■ **WHAT THE TASK REQUIRES**
In the records, find each line where "Definition" occurs, and copy it.

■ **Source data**
#####
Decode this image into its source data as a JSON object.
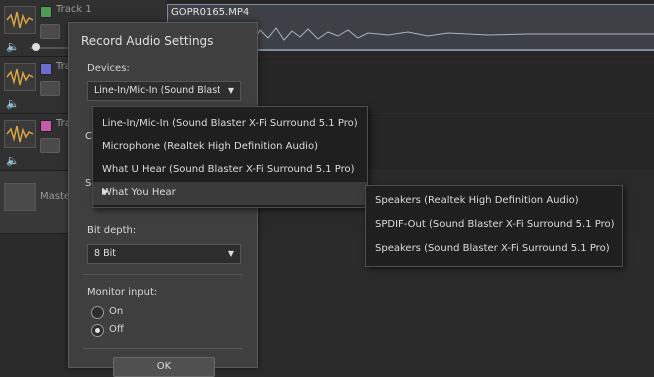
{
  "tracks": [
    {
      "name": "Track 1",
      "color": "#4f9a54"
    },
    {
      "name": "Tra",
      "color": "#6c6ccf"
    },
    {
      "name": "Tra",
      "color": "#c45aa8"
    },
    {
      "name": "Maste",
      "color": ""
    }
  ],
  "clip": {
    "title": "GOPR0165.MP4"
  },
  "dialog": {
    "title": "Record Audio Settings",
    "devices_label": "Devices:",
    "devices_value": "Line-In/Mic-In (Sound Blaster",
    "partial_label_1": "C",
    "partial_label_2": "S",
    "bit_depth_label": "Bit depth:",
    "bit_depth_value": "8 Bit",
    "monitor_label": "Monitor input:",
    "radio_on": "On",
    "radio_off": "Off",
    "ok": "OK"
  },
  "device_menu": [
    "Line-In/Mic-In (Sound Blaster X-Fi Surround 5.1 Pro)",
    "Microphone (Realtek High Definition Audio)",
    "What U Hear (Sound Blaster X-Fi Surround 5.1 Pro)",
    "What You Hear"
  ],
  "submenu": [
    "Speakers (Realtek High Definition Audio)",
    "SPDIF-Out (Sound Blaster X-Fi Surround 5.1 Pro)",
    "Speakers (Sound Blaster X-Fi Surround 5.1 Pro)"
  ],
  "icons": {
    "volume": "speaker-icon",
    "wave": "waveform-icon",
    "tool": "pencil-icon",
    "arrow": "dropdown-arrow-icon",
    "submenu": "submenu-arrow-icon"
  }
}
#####
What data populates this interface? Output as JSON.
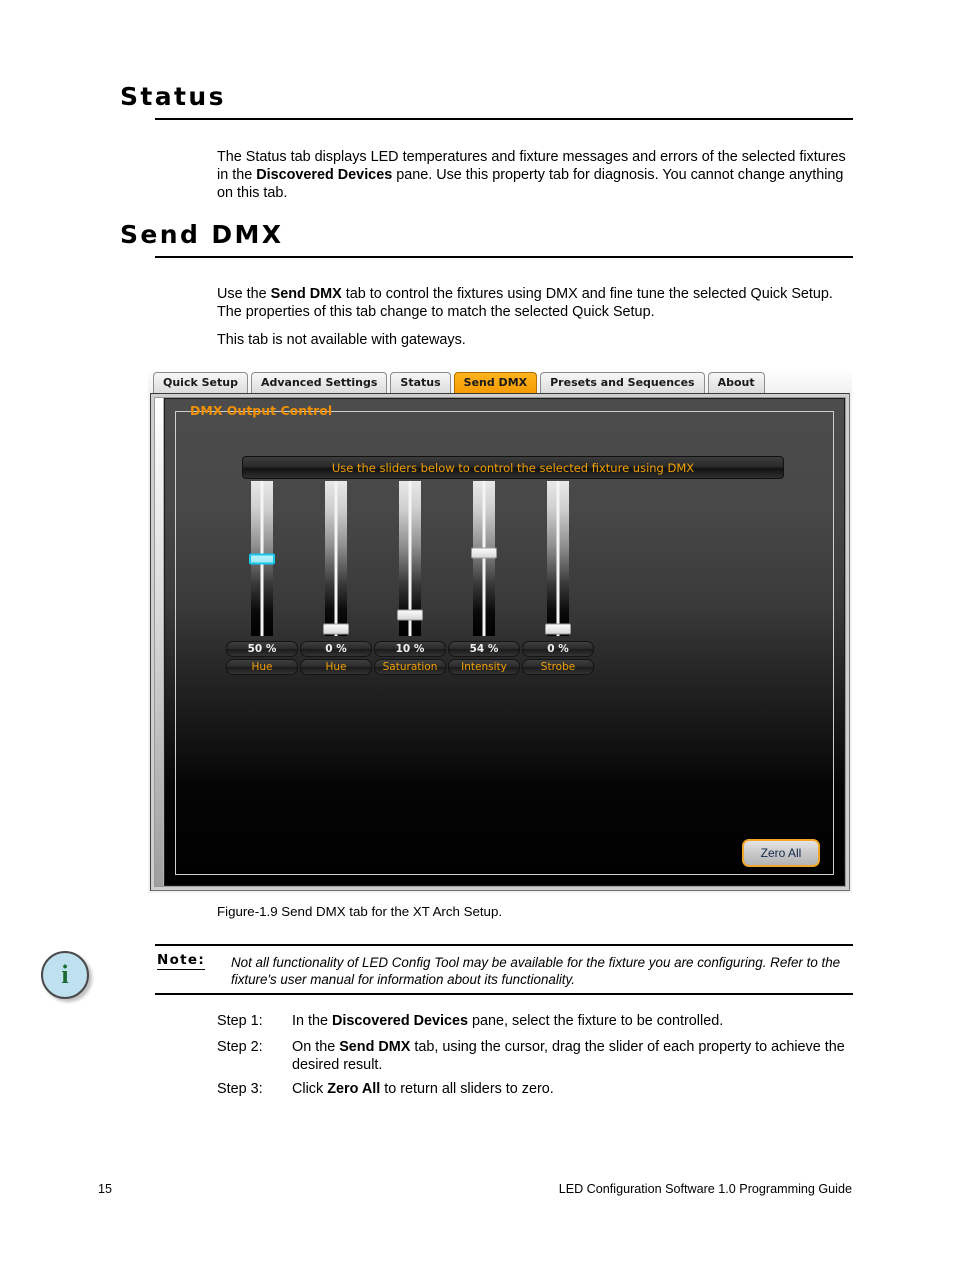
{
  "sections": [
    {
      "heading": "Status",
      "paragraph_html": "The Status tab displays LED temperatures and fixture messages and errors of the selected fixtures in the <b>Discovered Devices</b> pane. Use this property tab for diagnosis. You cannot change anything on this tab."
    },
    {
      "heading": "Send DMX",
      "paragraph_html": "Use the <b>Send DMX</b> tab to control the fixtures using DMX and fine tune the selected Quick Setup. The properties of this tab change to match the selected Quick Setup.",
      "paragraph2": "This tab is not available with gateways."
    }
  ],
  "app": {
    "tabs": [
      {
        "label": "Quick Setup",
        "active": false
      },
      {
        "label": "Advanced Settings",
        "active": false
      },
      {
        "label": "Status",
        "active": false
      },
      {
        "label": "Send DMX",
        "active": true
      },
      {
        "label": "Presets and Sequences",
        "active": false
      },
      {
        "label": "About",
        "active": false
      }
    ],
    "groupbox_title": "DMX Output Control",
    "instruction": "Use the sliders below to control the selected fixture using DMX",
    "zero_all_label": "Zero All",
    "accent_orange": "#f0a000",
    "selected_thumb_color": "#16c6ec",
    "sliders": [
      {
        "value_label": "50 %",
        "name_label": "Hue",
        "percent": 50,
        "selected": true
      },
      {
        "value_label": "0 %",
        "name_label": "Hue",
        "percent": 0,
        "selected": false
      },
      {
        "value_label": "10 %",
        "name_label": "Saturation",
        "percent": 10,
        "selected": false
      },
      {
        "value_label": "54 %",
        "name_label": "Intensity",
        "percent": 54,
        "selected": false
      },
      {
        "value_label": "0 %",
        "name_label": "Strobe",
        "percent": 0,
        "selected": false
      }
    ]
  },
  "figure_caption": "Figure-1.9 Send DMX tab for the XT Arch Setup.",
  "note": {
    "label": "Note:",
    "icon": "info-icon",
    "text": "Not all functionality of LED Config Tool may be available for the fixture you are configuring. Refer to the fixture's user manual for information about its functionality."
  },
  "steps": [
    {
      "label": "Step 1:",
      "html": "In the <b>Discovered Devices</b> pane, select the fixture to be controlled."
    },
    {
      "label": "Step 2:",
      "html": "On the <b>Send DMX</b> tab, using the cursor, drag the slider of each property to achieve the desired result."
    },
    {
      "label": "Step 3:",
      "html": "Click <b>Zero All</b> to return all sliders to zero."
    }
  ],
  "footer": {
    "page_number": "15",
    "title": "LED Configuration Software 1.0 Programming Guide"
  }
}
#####
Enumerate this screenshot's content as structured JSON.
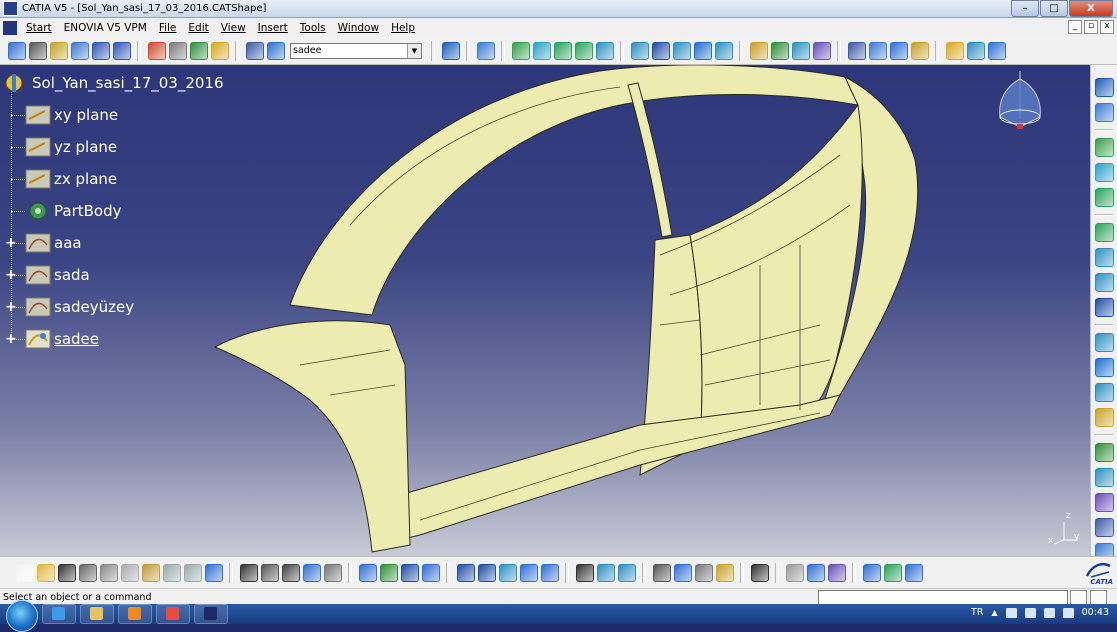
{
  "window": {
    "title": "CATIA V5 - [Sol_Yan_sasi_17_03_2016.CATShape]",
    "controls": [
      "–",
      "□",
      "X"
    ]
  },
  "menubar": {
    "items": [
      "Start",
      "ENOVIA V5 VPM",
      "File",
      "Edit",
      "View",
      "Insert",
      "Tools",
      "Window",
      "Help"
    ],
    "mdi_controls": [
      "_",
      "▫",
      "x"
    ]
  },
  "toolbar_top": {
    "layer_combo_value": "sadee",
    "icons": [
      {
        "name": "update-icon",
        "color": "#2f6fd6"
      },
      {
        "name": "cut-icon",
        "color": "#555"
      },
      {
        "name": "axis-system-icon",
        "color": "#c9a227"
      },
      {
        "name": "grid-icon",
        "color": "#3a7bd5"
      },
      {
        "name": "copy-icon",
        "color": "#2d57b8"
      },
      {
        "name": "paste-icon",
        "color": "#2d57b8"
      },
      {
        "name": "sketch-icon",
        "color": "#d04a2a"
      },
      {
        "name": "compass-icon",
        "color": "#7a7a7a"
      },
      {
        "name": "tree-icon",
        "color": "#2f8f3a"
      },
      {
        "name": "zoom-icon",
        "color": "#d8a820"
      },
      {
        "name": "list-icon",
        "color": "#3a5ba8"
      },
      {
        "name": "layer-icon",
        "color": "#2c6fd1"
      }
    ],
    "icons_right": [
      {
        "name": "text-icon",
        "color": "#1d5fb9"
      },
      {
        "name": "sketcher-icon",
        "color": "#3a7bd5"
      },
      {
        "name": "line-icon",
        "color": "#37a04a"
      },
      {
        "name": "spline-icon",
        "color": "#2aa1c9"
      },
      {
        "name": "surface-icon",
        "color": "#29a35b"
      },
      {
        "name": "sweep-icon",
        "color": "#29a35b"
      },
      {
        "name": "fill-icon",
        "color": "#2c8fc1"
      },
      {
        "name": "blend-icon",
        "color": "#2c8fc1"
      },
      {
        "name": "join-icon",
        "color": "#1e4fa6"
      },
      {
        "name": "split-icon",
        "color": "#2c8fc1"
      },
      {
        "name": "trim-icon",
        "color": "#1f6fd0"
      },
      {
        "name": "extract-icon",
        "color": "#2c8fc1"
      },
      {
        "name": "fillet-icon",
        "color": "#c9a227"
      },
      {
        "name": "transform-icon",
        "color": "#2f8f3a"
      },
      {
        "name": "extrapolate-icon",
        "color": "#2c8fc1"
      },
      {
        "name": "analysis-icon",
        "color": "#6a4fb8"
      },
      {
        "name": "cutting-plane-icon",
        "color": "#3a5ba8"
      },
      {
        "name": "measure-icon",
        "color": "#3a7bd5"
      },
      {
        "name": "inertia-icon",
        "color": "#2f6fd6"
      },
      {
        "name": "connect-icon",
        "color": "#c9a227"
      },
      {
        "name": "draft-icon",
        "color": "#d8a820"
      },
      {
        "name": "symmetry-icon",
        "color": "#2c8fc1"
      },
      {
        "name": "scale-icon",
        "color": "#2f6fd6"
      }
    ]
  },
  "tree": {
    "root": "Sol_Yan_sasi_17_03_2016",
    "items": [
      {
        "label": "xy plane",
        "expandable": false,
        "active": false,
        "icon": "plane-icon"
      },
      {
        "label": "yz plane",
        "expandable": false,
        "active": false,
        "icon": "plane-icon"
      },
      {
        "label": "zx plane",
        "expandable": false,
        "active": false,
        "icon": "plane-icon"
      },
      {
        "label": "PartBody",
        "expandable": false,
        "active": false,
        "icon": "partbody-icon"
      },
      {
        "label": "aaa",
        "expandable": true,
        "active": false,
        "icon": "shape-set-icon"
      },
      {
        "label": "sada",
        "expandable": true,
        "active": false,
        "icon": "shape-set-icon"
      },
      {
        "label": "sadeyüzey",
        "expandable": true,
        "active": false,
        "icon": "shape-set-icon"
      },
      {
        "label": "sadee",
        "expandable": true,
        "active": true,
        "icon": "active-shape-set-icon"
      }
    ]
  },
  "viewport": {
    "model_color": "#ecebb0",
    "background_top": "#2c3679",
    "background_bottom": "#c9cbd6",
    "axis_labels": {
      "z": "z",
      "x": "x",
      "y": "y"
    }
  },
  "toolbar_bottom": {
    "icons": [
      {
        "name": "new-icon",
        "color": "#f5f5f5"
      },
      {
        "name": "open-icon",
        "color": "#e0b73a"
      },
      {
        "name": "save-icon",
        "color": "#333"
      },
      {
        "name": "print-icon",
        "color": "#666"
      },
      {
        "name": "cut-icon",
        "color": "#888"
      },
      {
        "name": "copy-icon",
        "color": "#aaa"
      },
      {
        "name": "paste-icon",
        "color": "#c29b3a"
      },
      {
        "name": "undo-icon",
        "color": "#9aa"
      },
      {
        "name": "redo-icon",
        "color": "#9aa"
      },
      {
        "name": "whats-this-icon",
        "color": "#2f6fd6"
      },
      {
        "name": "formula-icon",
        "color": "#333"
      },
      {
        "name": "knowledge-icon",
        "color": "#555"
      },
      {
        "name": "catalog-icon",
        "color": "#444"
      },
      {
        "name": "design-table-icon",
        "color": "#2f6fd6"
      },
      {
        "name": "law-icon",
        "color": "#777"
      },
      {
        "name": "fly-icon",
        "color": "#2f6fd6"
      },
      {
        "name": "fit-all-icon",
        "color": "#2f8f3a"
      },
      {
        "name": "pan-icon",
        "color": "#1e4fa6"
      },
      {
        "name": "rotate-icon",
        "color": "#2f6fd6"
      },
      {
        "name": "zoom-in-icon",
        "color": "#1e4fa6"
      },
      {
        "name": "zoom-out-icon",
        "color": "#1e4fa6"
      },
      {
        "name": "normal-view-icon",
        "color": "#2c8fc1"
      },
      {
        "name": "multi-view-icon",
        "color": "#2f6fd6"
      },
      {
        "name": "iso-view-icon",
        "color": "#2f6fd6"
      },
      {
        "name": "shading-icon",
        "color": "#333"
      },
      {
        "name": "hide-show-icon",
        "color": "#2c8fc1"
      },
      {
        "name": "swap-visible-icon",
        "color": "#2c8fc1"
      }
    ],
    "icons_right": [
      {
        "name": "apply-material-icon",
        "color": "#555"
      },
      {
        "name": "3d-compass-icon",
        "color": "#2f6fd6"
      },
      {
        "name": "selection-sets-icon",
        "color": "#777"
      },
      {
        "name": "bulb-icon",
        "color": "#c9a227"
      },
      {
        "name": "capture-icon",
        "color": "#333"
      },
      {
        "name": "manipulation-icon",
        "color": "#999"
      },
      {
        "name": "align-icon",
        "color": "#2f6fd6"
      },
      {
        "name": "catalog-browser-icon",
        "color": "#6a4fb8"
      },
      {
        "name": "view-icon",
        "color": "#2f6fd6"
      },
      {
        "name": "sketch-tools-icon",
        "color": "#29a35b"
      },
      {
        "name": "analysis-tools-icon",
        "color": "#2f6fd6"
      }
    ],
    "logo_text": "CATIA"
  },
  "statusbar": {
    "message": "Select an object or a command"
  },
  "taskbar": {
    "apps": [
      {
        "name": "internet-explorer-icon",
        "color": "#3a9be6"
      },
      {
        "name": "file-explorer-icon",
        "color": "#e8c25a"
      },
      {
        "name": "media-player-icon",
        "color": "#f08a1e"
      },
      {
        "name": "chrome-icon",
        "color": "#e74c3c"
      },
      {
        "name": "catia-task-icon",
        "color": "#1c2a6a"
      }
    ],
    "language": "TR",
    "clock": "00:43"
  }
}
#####
■ **PROBLEM SOLUTION**
    "Microphone (Realtek High Definition Audio)",
    "Speakers (Realtek High Definition Audio)",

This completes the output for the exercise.